START DATA SUPPLIED

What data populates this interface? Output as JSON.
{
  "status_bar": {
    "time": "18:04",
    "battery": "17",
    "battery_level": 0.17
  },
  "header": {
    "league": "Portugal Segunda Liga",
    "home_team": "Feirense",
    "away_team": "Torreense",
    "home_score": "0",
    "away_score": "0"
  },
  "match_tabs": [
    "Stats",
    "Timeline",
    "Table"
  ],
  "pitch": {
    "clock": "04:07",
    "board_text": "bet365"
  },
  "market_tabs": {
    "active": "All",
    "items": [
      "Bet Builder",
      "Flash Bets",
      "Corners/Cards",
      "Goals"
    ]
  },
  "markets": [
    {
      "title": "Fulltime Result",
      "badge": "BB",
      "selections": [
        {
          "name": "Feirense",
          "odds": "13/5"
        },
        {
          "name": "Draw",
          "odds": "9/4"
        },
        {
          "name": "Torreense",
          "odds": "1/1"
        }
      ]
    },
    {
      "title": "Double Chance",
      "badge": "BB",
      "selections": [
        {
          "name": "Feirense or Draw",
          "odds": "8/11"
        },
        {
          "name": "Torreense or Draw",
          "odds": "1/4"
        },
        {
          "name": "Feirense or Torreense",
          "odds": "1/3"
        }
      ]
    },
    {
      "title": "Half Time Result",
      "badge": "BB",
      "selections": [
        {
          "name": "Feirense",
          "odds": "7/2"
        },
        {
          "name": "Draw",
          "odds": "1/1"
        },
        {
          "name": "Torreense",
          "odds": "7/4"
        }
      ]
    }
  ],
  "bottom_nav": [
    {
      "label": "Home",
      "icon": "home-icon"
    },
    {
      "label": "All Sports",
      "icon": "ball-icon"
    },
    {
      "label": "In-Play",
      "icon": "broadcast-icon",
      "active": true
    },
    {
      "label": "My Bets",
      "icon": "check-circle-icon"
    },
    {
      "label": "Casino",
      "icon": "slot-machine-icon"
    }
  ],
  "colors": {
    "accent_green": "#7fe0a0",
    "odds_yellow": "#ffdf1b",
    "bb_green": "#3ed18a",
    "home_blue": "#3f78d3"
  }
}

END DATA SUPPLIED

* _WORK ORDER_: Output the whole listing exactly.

* _PROBLEM SOLUTION_:
What data populates this interface? Output as JSON.
{
  "status_bar": {
    "time": "18:04",
    "battery": "17",
    "battery_level": 0.17
  },
  "header": {
    "league": "Portugal Segunda Liga",
    "home_team": "Feirense",
    "away_team": "Torreense",
    "home_score": "0",
    "away_score": "0"
  },
  "match_tabs": [
    "Stats",
    "Timeline",
    "Table"
  ],
  "pitch": {
    "clock": "04:07",
    "board_text": "bet365"
  },
  "market_tabs": {
    "active": "All",
    "items": [
      "Bet Builder",
      "Flash Bets",
      "Corners/Cards",
      "Goals"
    ]
  },
  "markets": [
    {
      "title": "Fulltime Result",
      "badge": "BB",
      "selections": [
        {
          "name": "Feirense",
          "odds": "13/5"
        },
        {
          "name": "Draw",
          "odds": "9/4"
        },
        {
          "name": "Torreense",
          "odds": "1/1"
        }
      ]
    },
    {
      "title": "Double Chance",
      "badge": "BB",
      "selections": [
        {
          "name": "Feirense or Draw",
          "odds": "8/11"
        },
        {
          "name": "Torreense or Draw",
          "odds": "1/4"
        },
        {
          "name": "Feirense or Torreense",
          "odds": "1/3"
        }
      ]
    },
    {
      "title": "Half Time Result",
      "badge": "BB",
      "selections": [
        {
          "name": "Feirense",
          "odds": "7/2"
        },
        {
          "name": "Draw",
          "odds": "1/1"
        },
        {
          "name": "Torreense",
          "odds": "7/4"
        }
      ]
    }
  ],
  "bottom_nav": [
    {
      "label": "Home",
      "icon": "home-icon"
    },
    {
      "label": "All Sports",
      "icon": "ball-icon"
    },
    {
      "label": "In-Play",
      "icon": "broadcast-icon",
      "active": true
    },
    {
      "label": "My Bets",
      "icon": "check-circle-icon"
    },
    {
      "label": "Casino",
      "icon": "slot-machine-icon"
    }
  ],
  "colors": {
    "accent_green": "#7fe0a0",
    "odds_yellow": "#ffdf1b",
    "bb_green": "#3ed18a",
    "home_blue": "#3f78d3"
  }
}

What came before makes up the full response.